In 2012, during one of its rare and inexplicable paroxysm of fiscal rectitude, Congress passed a bill that reforms NFIP in important ways — for example, by gradually bringing the cost of flood-insurance premiums within actuarial spitting distance of the value of the insurance, by updating flood maps in order to make them more accurate reflections of places in which there are likely to be floods, and by eliminating some subsidies when homes are sold, so that the new owners pay something closer to real market rates for their insurance. Naturally, these reforms have been opposed by many elected officials in such coastal areas as Florida, home to about 40 percent of the flood-insured homes, and by such self-interested parties as the National Association of Realtors, whose members clasp their heads in despair when potential buyers of waterfront homes walk away after seeing the sometimes sobering premiums they will be expected to pay for buying flood insurance covering homes located in places where there are lots of floods to insure against.
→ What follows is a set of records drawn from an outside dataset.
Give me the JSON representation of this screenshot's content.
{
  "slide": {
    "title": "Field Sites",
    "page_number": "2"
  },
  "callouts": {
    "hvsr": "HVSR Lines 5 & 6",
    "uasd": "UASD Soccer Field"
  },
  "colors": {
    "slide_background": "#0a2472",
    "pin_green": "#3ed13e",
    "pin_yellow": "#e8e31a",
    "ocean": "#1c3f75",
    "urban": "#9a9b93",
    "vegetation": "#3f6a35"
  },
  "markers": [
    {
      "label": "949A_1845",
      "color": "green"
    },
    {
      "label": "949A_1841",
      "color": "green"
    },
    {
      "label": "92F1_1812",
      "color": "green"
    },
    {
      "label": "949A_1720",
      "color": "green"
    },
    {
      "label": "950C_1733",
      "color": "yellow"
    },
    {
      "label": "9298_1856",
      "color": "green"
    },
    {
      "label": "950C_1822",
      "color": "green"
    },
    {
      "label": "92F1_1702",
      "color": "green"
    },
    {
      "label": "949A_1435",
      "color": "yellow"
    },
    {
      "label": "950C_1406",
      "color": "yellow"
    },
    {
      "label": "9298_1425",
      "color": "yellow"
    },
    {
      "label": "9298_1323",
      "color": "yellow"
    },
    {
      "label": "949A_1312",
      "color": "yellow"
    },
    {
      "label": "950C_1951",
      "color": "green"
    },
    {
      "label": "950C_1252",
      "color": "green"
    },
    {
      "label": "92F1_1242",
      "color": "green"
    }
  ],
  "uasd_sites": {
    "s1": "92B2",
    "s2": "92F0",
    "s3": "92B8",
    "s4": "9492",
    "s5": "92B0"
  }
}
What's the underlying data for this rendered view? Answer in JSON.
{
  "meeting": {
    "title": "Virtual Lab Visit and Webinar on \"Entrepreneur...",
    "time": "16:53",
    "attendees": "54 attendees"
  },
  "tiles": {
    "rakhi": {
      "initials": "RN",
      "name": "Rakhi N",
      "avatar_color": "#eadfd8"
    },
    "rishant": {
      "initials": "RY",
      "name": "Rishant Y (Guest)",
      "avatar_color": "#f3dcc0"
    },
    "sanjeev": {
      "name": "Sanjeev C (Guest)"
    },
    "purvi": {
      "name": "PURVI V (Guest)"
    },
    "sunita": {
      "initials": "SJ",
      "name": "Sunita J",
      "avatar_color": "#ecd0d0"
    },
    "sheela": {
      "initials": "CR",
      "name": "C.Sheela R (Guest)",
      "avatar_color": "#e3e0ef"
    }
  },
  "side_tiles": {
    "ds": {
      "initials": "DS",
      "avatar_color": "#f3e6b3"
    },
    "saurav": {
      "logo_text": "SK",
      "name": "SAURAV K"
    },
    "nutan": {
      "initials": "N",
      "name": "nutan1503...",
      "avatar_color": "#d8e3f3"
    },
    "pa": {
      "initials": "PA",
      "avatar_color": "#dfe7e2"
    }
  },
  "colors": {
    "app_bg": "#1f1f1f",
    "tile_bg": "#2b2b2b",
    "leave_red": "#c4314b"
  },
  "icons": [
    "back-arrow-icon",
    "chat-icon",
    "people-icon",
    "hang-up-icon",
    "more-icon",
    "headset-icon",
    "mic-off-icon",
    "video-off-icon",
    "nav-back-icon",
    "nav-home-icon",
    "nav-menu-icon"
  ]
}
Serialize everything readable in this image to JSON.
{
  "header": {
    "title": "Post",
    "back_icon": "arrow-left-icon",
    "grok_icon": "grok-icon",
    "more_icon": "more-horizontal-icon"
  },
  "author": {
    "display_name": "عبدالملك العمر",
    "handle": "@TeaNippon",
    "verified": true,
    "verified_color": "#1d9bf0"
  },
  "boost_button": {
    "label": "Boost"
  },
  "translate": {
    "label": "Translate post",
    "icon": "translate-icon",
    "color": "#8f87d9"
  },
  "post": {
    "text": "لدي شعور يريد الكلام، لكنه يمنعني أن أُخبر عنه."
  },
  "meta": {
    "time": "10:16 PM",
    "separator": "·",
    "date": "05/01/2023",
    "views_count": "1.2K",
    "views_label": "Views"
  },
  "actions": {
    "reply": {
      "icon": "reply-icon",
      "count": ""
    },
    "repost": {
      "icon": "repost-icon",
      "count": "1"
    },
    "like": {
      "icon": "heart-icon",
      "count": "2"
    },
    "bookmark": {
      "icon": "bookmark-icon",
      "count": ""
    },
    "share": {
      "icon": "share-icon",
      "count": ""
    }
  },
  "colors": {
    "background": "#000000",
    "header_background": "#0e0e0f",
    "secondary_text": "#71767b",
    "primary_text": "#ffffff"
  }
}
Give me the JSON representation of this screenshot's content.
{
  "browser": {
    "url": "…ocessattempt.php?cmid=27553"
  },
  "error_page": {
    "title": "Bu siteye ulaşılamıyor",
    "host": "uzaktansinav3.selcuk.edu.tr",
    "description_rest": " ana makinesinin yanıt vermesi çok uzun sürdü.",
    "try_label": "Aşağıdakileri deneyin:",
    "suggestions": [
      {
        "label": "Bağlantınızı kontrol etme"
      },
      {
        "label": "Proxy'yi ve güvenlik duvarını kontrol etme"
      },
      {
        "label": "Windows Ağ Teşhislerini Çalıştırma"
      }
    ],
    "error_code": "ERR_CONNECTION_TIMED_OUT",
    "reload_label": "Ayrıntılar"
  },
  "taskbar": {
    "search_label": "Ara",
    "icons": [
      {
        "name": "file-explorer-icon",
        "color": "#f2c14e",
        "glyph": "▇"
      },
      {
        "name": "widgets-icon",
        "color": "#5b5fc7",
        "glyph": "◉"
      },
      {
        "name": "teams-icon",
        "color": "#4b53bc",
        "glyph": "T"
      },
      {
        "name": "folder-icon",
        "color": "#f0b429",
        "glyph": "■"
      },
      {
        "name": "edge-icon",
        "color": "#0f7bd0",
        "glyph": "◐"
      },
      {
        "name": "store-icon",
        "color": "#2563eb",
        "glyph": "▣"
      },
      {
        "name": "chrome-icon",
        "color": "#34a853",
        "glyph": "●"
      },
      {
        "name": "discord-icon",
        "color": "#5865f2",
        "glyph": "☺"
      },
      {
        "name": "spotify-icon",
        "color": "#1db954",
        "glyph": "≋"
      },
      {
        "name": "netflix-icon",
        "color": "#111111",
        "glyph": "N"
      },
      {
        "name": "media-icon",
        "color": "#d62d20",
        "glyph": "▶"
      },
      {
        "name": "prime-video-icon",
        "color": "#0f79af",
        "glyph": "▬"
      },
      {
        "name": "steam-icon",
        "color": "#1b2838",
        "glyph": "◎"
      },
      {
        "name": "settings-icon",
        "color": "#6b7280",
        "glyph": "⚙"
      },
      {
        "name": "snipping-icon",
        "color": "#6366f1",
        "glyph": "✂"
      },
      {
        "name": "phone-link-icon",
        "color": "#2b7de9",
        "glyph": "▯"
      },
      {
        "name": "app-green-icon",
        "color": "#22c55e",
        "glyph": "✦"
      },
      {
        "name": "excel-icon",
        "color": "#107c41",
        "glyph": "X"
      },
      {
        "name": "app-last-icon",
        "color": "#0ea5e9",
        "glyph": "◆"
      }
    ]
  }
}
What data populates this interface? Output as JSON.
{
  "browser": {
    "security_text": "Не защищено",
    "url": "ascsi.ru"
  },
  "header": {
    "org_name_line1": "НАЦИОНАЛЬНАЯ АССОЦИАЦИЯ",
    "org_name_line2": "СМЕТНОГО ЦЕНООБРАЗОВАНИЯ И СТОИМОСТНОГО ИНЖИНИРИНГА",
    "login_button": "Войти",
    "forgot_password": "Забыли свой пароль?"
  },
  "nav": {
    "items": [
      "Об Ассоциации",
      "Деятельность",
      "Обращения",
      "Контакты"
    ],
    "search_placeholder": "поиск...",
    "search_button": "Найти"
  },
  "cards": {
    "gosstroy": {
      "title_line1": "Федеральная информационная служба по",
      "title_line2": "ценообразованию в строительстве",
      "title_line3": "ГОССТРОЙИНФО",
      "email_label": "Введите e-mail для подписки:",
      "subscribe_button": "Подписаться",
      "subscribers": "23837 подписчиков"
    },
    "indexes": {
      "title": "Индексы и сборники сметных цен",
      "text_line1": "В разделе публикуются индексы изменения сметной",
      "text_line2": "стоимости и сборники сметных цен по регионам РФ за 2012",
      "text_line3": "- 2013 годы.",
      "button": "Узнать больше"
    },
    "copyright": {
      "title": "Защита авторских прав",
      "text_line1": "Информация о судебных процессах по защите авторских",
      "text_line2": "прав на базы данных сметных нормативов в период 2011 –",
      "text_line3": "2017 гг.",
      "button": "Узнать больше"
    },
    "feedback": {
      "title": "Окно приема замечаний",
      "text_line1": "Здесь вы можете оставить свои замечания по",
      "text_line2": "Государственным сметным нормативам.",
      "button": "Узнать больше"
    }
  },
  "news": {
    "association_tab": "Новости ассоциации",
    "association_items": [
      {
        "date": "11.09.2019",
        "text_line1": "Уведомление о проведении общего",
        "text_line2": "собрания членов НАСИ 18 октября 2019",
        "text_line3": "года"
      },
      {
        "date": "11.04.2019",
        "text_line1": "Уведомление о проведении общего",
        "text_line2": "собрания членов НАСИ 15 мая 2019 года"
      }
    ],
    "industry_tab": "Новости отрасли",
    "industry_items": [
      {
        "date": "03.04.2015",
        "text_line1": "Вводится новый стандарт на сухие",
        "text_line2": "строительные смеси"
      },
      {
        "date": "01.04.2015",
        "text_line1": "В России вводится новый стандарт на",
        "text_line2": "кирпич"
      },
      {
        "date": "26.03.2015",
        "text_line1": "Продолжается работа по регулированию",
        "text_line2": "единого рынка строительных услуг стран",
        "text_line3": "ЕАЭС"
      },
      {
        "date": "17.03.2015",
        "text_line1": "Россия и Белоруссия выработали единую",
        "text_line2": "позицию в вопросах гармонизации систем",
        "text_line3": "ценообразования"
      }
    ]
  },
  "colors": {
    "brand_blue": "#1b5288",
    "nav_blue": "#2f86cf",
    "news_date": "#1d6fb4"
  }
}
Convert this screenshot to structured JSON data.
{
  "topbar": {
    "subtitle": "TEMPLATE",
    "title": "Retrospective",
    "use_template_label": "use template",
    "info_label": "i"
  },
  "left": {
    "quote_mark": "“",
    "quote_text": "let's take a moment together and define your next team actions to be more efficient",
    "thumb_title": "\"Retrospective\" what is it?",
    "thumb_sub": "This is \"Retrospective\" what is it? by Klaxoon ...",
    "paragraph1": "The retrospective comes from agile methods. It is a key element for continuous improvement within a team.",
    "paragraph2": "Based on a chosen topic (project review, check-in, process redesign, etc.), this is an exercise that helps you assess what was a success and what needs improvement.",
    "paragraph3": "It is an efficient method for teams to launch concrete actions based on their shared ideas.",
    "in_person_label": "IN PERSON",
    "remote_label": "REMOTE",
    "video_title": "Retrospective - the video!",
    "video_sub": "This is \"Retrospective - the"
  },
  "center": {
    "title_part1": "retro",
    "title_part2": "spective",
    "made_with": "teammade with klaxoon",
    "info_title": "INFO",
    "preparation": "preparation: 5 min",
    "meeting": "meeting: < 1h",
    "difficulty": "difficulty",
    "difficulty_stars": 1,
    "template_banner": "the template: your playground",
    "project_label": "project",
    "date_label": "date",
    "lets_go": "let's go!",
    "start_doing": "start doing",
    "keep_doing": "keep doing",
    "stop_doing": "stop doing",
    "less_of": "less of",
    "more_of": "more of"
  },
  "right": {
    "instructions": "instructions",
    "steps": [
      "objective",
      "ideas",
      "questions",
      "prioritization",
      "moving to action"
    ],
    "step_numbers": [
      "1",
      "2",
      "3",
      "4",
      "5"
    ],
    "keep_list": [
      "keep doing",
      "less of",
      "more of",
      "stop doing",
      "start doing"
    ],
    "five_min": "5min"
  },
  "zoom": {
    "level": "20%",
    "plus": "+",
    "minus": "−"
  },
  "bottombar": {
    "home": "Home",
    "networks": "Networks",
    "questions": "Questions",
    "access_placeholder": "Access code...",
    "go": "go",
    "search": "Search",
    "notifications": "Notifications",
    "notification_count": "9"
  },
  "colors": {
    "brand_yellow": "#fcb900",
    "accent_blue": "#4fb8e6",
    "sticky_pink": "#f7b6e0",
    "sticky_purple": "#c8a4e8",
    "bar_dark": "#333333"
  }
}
The Senate voted to delay the implementation of reforms for four years — funny how four years is Washington’s preferred block of time — which is tantamount to strapping them to an anvil and dumping them into Biscayne Bay. This not waiving but drowning reform. The House instead prefers to gut those reforms like a perch, an approach that was regrettably supported by Eric Cantor in a bid to bail out a few Republican representatives hailing from flood-prone districts, yet another example of the congressional GOP’s repenting its virtues rather than its vices. Among the worst features of the bill the House passed is the reinstatement of a grandfathering provision requiring that subsidized houses be evaluated on the flood maps that were in use when the houses were built, rather than use more accurate modern maps — as though wishful thinking could be made into reality through the exercise of legislative faculties.
Jeb Hensarling of Texas was the Republican point man on defending such modest NFIP reforms as conservatives had been able to secure against Republicans who would do them in, but he has been defeated with the assistance of his own party. It may be the case that too much is made of the divide between congressional conservatives and less committed Republicans, and those who would apply a falsus in uno falsus in omnibus standard may be unrealistic, but in this case the conservative holdouts were plainly in the right. Republicans can be the party of free markets, or they can be the party of incumbent business interests, but they cannot be both.